**YOUR INSTRUCTIONS**.
Search the data for "explorer". Each line containing it is to be copied.

*** EXERCISE MATERIAL Section Begins ***

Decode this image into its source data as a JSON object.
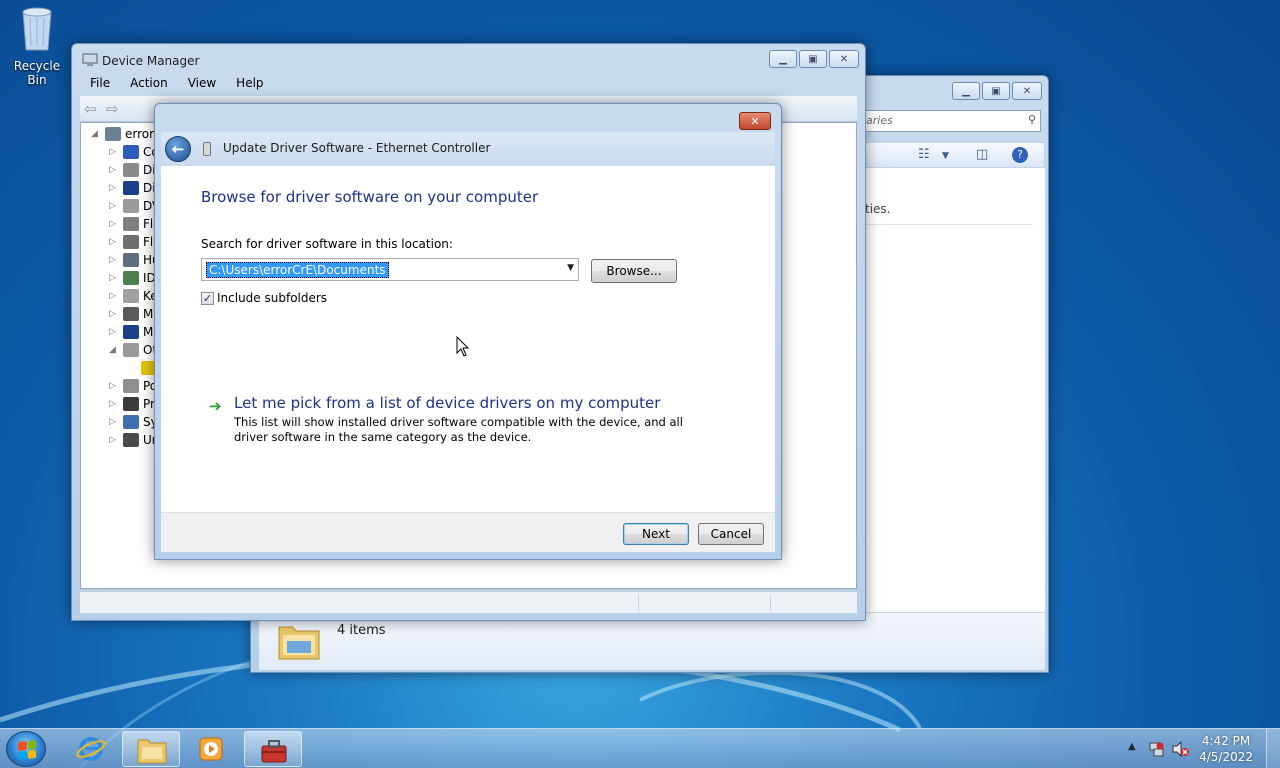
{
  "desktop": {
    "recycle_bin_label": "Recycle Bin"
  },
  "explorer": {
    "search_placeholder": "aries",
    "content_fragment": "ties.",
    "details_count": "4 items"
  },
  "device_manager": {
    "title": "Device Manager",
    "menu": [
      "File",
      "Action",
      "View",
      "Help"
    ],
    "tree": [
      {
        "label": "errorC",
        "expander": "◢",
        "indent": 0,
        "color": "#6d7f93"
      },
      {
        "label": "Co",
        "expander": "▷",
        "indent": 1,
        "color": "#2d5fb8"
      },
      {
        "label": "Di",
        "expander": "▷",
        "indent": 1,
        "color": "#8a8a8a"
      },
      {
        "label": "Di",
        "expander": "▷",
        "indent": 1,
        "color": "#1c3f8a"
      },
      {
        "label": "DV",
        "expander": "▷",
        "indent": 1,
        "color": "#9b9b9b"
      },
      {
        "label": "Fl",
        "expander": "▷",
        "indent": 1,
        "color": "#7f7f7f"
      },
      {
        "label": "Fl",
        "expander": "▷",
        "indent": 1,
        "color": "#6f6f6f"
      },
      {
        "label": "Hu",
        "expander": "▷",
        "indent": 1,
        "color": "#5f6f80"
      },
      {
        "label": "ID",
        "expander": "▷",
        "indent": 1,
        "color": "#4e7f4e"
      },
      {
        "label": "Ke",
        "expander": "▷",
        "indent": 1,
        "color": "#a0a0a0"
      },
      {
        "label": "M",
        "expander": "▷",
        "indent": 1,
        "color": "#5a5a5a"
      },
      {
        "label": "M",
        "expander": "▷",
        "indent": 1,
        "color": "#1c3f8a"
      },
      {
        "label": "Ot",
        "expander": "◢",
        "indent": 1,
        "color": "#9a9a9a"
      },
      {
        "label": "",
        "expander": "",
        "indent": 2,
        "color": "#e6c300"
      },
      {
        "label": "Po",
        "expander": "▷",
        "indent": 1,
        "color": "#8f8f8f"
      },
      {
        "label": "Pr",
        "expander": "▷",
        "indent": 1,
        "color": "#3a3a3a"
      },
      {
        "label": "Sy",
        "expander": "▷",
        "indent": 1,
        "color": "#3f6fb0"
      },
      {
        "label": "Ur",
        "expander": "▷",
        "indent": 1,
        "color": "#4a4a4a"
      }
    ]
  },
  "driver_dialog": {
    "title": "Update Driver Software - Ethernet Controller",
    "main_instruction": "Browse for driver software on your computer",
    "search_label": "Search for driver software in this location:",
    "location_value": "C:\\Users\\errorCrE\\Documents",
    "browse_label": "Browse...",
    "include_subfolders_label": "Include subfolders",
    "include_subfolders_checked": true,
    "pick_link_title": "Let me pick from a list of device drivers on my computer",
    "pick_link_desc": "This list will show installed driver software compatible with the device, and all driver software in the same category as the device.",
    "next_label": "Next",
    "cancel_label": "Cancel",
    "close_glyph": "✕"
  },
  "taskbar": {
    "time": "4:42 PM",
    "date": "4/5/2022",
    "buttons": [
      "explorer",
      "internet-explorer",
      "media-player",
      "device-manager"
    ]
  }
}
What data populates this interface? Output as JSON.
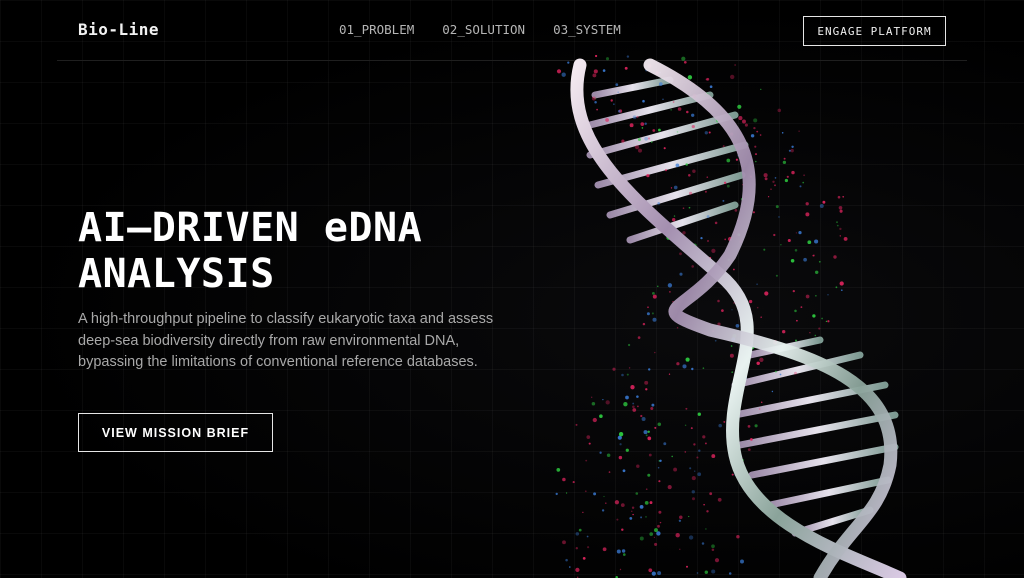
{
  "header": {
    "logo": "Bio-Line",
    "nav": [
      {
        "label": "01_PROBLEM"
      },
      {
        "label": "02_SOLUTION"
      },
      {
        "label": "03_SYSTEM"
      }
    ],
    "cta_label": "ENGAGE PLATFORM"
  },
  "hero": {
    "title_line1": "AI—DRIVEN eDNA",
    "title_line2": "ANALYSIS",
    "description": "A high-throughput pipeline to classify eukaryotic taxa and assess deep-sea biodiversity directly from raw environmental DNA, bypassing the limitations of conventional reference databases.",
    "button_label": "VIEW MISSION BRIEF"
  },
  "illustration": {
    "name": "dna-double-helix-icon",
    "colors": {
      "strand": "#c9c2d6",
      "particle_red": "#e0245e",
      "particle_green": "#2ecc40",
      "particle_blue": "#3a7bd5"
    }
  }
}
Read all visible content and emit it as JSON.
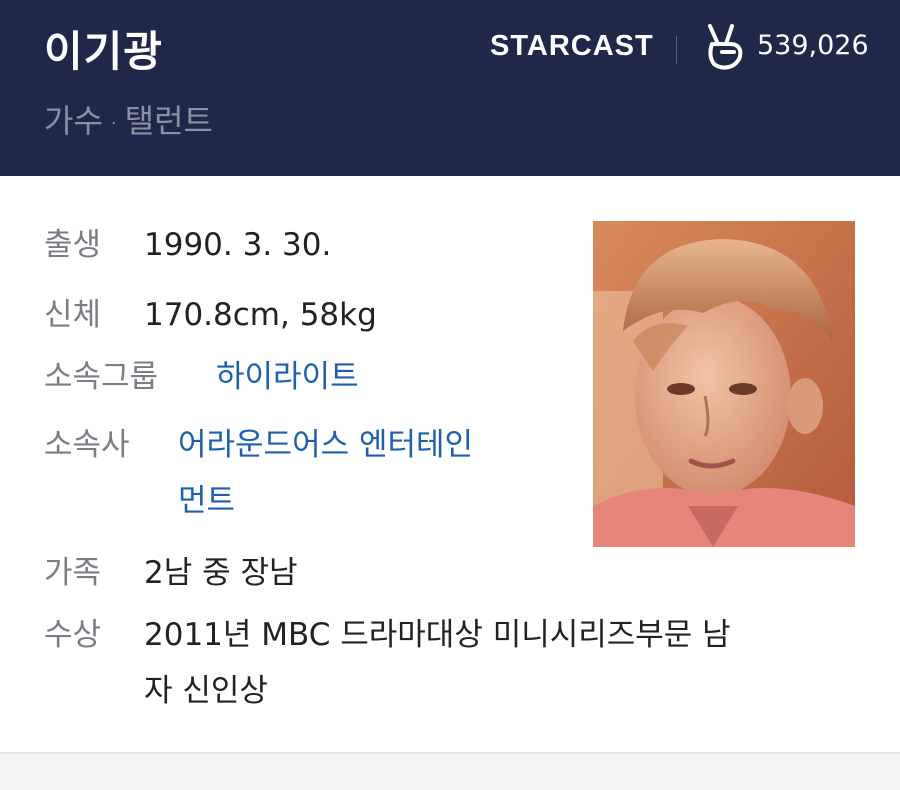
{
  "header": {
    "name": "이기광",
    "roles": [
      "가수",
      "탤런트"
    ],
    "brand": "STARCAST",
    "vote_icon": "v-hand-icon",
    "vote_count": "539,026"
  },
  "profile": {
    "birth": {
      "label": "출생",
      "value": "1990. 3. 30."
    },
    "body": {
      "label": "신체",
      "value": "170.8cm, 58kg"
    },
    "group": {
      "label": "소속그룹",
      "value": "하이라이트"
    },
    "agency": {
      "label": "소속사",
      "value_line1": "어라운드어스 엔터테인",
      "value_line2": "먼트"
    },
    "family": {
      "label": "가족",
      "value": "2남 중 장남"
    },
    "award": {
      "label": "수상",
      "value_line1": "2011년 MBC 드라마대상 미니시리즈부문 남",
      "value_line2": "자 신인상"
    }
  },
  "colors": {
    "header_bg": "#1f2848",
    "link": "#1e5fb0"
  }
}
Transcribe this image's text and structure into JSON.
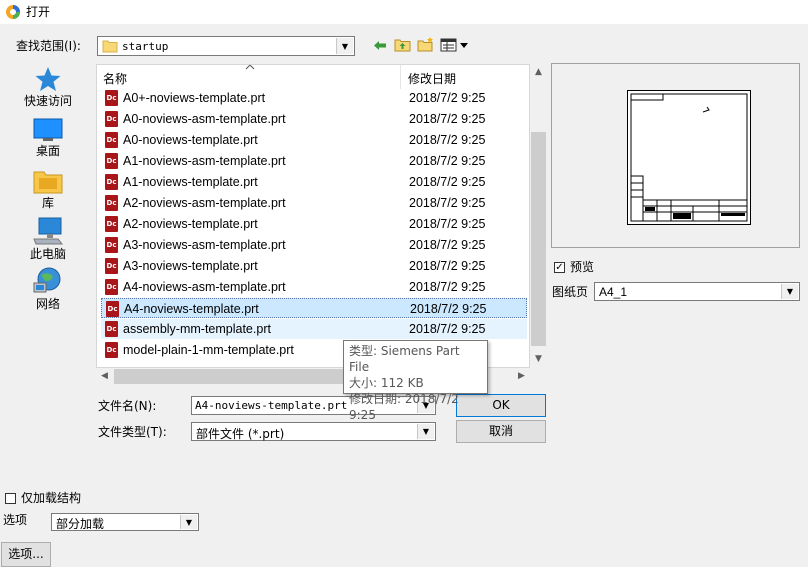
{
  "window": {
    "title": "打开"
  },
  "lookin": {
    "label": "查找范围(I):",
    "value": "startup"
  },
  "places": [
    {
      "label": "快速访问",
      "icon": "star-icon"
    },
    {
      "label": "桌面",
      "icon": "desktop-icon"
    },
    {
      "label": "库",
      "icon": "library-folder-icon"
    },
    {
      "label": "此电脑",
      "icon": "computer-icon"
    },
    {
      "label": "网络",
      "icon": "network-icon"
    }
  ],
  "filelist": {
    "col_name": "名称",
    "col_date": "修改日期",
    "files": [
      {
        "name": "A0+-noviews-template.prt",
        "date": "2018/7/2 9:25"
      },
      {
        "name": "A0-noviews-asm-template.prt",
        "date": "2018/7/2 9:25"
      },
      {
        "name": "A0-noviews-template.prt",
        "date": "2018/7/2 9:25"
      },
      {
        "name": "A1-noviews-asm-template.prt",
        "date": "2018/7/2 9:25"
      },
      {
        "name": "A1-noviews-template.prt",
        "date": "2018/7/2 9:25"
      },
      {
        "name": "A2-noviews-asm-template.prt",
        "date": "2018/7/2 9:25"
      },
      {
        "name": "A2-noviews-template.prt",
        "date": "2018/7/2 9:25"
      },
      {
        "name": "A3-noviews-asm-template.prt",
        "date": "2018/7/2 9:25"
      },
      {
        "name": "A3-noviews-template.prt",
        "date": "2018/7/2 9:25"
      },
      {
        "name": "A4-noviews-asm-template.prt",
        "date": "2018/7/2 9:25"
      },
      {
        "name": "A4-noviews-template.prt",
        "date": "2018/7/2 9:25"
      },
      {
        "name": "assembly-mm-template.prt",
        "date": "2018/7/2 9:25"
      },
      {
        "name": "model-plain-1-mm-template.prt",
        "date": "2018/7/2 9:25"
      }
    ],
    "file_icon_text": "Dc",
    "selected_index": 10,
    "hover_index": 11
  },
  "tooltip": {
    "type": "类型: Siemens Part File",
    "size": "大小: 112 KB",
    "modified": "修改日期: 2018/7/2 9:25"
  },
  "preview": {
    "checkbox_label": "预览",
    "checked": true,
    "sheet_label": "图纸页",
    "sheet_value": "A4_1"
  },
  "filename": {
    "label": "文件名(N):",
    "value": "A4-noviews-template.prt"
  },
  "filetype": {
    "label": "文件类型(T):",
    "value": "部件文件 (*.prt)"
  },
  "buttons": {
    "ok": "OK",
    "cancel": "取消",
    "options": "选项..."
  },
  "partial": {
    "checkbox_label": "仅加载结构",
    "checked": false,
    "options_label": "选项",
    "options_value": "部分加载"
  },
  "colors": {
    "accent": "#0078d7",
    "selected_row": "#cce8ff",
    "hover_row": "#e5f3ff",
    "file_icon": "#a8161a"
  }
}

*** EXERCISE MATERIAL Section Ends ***

**ANSWER TO THE PROBLEM**.
  "explorer": {
      "explorer",
      "internet-explorer",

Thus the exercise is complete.